• Tech Tech

Research warns of troubling trend as disease surges among pregnant mothers and children: 'This is a problem that needs to be taken seriously and quickly'

Officials have been working to limit the outbreak through a variety of means.

Officials have been working to limit the outbreak through a variety of means.

Photo Credit: iStock

The Americas have been dealing with a surge of dengue cases early in 2024, and new research has found the disease appears to have a troubling impact on children whose mothers were infected while pregnant. 

What's happening?

As detailed by Medical Xpress, a study published in the American Economic Journal: Applied Economics found that children were 27% more likely to be hospitalized from birth to the age of 3 if their mothers had dengue during their pregnancies. At age 2, that risk increased by an astounding 76%. 

The study also discovered that children born to mothers who survived dengue were more likely to have low birth weights, with the risk of having an "extremely low" weight rising by 133%. 

The World Health Organization notes that low birth weights are factors in "a range of poor health outcomes," including delays in developmental milestones. 

Why is this important?

Researchers explained that their findings have wider implications for community health and prosperity, and the problem could continue to grow. 

"These negative birth outcomes … have a much wider impact for communities where dengue fever is common. Hospitalizations and ongoing health issues resulting from maternal infections all have a cost," University of Surrey professor of economics Martin Foureaux Koppensteiner, one of the paper's co-authors, told Medical Xpress. 

While many dengue cases are mild, health economists at Brandeis University's Heller School for Social Policy and Management estimate that the global cost of dengue is nearly $9 billion — higher than other infectious diseases such as cholera.  

Dengue can also be more serious the second time around, and a lot of people live in regions where they could encounter mosquitoes infected with the virus. According to the Centers for Disease Control and Prevention, 50% of the global population lives in at-risk areas. 

As rising global temperatures make new regions hospitable to mosquitoes — the primary transmitters of viruses including dengue, Zika, and malaria — new populations could be impacted.

"As the planet heats, we can expect to see dengue fever become even more common in countries that have previously not had high infection rates. This is a problem that needs to be taken seriously and quickly," co-author Lívia Menezes, from the University of Birmingham, explained to Medical Xpress. 

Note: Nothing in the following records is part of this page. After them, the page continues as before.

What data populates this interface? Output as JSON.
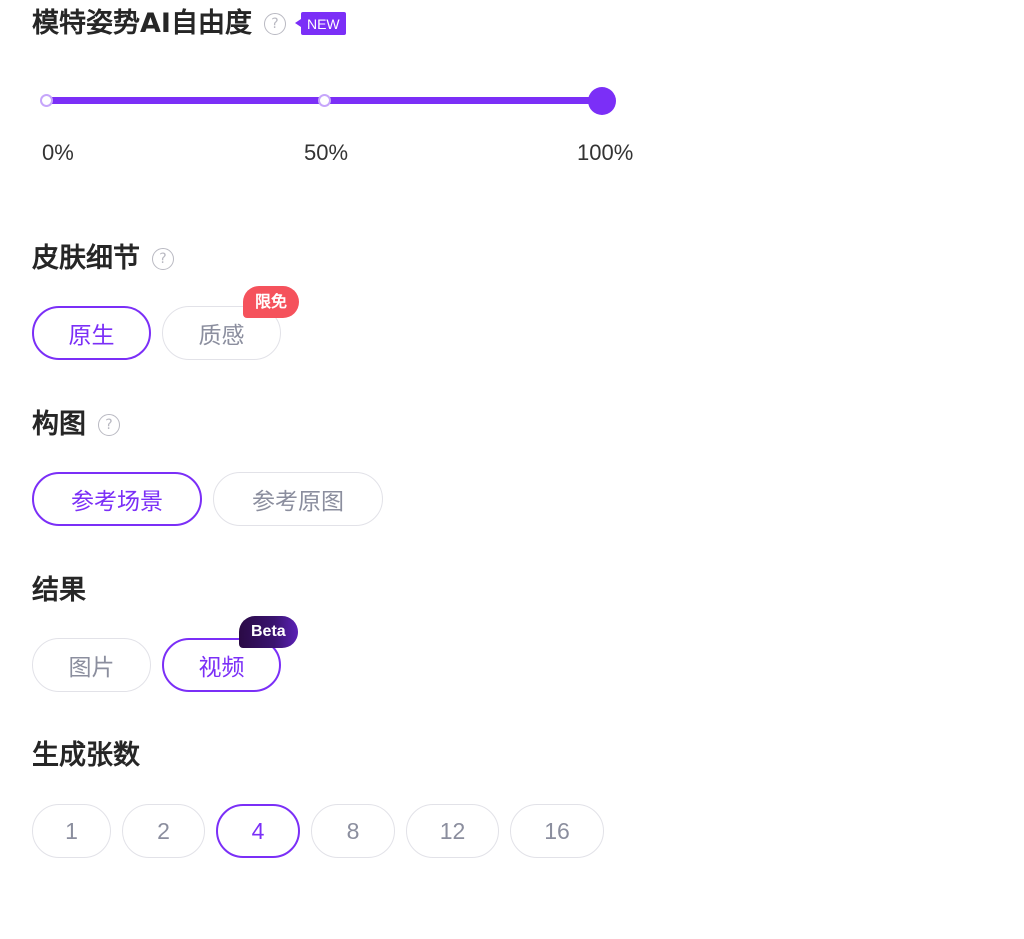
{
  "pose_freedom": {
    "title": "模特姿势AI自由度",
    "help_icon": "?",
    "new_badge": "NEW",
    "slider": {
      "value_percent": 100,
      "stops": [
        "0%",
        "50%",
        "100%"
      ]
    }
  },
  "skin_detail": {
    "title": "皮肤细节",
    "help_icon": "?",
    "options": [
      "原生",
      "质感"
    ],
    "selected": "原生",
    "badge": "限免"
  },
  "composition": {
    "title": "构图",
    "help_icon": "?",
    "options": [
      "参考场景",
      "参考原图"
    ],
    "selected": "参考场景"
  },
  "result": {
    "title": "结果",
    "options": [
      "图片",
      "视频"
    ],
    "selected": "视频",
    "badge": "Beta"
  },
  "count": {
    "title": "生成张数",
    "options": [
      "1",
      "2",
      "4",
      "8",
      "12",
      "16"
    ],
    "selected": "4"
  },
  "colors": {
    "accent": "#7b2ff7",
    "free_badge": "#f5525c",
    "beta_badge": "#2a0a45"
  }
}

What can be done about this?

Researchers concluded that increased education and communication are key to more positive outcomes, and Menezes highlighted to Medical Xpress the need for governments and organizations to continue refining their policies and pest-control methods.

"We strongly suggest that dengue fever should be considered alongside the TORCH infections to manage and avoid when pregnant, which currently include toxoplasmosis, rubella, HIV, syphilis, chicken pox, Zika, and influenza among others," Koppensteiner added.

In the Americas, where record numbers of cases of dengue have been documented, officials have been working to limit the outbreak through a variety of means, including by eliminating mosquito breeding sites, as detailed by the Pan American Health Organization. In Brazil, officials even released bacteria-infected mosquitoes to protect people from the virus.

Join our free newsletter for weekly updates on the coolest innovations improving our lives and saving our planet.

Cool Divider